### WHAT YOU NEED TO DO
Your answer is every line of the material below in which the string "ResolveX" occurs.

--- START ---

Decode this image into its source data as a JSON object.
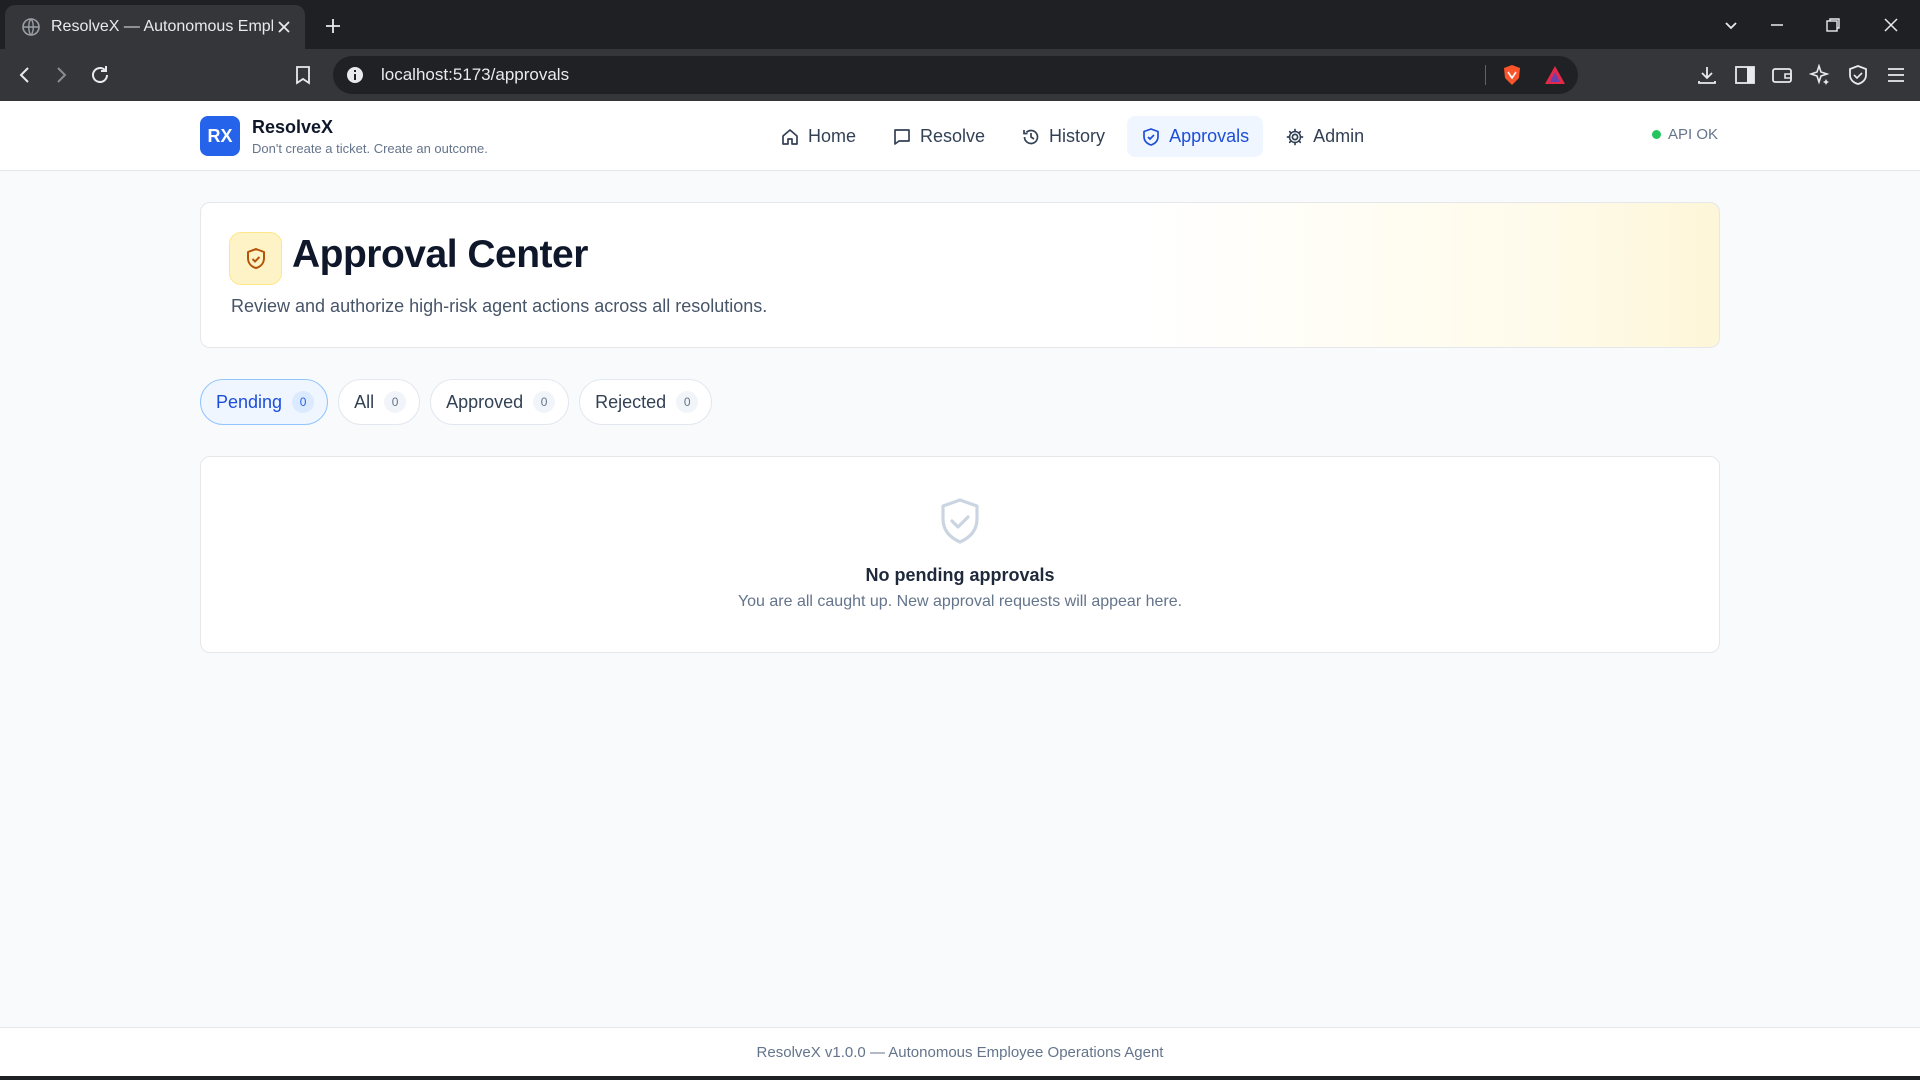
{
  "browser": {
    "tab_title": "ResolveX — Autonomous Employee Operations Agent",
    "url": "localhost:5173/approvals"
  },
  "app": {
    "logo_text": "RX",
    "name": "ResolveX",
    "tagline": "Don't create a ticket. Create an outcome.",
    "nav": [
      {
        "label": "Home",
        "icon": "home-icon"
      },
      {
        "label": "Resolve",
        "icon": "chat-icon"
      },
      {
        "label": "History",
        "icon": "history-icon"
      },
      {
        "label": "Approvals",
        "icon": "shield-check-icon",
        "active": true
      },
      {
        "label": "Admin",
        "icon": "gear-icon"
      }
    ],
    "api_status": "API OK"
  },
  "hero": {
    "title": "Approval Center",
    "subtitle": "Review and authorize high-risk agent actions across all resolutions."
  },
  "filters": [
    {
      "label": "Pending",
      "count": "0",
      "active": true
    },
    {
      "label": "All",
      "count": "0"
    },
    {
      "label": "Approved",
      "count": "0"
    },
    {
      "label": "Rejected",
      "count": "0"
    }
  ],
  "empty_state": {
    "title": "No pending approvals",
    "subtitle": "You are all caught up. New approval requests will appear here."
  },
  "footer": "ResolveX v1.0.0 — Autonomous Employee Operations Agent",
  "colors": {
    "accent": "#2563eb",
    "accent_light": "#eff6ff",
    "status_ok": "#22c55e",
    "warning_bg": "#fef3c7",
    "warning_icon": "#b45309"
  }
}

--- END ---
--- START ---

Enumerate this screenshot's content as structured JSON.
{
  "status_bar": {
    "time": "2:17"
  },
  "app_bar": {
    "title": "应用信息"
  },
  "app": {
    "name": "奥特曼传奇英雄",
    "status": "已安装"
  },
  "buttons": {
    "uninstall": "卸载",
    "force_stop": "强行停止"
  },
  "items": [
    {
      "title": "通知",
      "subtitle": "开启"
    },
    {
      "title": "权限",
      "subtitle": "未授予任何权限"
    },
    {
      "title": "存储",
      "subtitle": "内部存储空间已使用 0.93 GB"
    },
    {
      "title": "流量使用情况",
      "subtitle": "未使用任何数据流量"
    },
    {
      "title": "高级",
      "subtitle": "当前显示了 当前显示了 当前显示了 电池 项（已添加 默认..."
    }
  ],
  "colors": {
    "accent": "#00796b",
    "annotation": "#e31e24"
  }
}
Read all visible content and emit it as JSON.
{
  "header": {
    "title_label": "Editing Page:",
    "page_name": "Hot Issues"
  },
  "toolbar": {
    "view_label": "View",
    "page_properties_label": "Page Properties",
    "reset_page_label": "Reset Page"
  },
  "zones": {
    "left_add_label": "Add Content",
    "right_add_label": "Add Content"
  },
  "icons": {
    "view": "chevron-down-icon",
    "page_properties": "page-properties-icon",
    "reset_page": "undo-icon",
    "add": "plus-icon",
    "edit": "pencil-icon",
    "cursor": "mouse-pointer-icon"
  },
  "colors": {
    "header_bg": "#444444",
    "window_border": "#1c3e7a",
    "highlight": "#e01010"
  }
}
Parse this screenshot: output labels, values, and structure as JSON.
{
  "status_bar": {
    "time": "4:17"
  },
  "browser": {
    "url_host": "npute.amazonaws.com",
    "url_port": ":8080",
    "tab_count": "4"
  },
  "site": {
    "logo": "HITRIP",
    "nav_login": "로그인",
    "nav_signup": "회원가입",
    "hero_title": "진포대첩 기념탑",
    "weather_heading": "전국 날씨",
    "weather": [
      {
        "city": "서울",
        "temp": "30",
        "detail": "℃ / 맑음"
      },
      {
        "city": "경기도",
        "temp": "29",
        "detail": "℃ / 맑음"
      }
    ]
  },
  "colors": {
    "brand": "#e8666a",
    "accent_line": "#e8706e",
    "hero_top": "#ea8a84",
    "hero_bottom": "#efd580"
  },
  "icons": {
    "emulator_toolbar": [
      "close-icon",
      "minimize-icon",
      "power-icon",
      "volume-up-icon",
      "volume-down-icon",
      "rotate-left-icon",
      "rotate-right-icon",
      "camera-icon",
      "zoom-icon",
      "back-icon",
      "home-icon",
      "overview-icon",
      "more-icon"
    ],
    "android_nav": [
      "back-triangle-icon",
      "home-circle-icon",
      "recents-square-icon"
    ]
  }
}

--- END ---

### OUTPUT FOR THIS EXERCISE
    "tab_title": "ResolveX — Autonomous Employee Operations Agent",
    "name": "ResolveX",
  "footer": "ResolveX v1.0.0 — Autonomous Employee Operations Agent",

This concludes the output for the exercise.